When profiling, we aren’t just talking about the display or monitor. You also need to profile your scanner, camera, and printer as well.


Since no two cameras are the same, you will have to create a profile for the specific camera you use. Cameras do not have a fixed gamut, but instead, have more of a color mixing function. If you have a known light source, exposure, de-mosaicking, or raw processing, you can create an input profile similar to that of a scanner.

To do this you will need what is called a GretagMacbeth Color Checker. You first take a picture of the Color Checker according to a specific set of criteria, lighting, angle, exposure etc., that is provided in the kit. Load the image into Camera Raw and set the white point. One thing to remember is you should always use ProPhoto RGB 16-bit color when doing this.

After you have set the white point, open the image in Photoshop, select the Pen tool and draw a path from the top left color square to the bottom right, then to the bottom left and then the top right. Set path preferences to “make a path” and not fill layer, then run the ACR Calibration Script. There are 3rd party services as well, that will profile your camera for a fee.


Printer profiling is a fingerprint of the paper and printer that describes the exact color rendering that the paper and printer is capable of producing. It is possible to use generic profiles for this but is not recommended, because the profile on these are too broad. You will produce better results by creating a color profile for your specific printer.

To do this, not unlike when calibrating and profiling your display, you will need special tools to do this accurately. One thing you will need is a Colorimeter or a Spectrophotometer.

Kits can be purchased with all the necessary tools and instruction on how to profile your printer, or likewise, there are also third party services that will do this for you for a fee.

The importance of profiling your printer in order to produce quality, accurate colored prints is beyond debate.

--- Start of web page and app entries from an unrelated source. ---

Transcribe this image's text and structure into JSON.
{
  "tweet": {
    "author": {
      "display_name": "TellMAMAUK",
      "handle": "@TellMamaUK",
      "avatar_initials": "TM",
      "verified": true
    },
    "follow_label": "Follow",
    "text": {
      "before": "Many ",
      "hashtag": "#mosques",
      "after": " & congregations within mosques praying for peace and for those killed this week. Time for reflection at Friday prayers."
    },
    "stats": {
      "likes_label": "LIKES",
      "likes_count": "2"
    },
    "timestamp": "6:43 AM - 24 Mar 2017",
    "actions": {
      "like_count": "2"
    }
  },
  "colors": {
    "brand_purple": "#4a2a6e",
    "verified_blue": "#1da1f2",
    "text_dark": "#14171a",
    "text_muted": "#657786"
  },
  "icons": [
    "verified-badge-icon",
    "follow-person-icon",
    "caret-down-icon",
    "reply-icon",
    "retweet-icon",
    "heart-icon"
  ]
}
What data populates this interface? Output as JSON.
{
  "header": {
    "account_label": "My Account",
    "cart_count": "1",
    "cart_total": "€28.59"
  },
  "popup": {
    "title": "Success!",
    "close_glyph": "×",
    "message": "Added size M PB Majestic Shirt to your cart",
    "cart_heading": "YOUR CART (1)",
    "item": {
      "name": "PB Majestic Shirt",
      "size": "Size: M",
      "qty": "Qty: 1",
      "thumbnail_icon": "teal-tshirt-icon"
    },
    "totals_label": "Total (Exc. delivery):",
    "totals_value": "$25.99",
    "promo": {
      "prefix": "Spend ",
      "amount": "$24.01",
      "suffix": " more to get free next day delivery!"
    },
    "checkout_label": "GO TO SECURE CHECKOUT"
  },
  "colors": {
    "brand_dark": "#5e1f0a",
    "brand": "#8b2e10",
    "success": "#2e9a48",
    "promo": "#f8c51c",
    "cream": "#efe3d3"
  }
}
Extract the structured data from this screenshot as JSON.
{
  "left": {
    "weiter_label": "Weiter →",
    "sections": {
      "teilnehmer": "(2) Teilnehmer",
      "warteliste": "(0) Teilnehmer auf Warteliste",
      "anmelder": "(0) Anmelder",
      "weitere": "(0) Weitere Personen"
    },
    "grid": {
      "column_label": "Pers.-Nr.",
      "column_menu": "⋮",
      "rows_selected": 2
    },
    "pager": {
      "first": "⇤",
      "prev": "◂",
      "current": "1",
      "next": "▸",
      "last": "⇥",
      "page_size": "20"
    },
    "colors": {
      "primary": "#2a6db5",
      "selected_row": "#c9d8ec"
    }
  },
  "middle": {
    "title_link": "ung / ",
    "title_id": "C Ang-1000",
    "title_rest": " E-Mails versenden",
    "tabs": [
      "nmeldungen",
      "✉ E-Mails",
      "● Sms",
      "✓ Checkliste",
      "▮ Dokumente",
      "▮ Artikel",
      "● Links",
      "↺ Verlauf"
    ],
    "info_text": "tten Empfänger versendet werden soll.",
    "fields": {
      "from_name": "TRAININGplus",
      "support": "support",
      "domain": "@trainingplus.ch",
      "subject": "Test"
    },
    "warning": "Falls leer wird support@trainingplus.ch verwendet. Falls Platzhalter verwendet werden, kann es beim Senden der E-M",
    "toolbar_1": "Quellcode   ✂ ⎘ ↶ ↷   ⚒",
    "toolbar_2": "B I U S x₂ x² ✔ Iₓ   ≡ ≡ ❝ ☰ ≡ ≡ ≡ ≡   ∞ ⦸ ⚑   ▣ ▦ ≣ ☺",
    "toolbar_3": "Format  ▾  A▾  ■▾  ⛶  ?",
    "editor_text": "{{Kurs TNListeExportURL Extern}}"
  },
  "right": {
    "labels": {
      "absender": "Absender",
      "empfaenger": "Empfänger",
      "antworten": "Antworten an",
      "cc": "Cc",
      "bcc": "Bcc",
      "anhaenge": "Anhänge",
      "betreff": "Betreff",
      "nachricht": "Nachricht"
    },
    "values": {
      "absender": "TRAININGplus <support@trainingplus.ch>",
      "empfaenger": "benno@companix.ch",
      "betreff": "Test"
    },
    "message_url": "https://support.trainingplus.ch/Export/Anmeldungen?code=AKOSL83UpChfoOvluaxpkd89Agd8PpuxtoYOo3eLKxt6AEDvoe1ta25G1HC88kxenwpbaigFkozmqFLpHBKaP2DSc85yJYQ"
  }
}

By default, without calibration, your printer will print its own color characteristics, and that includes any flaws or defects.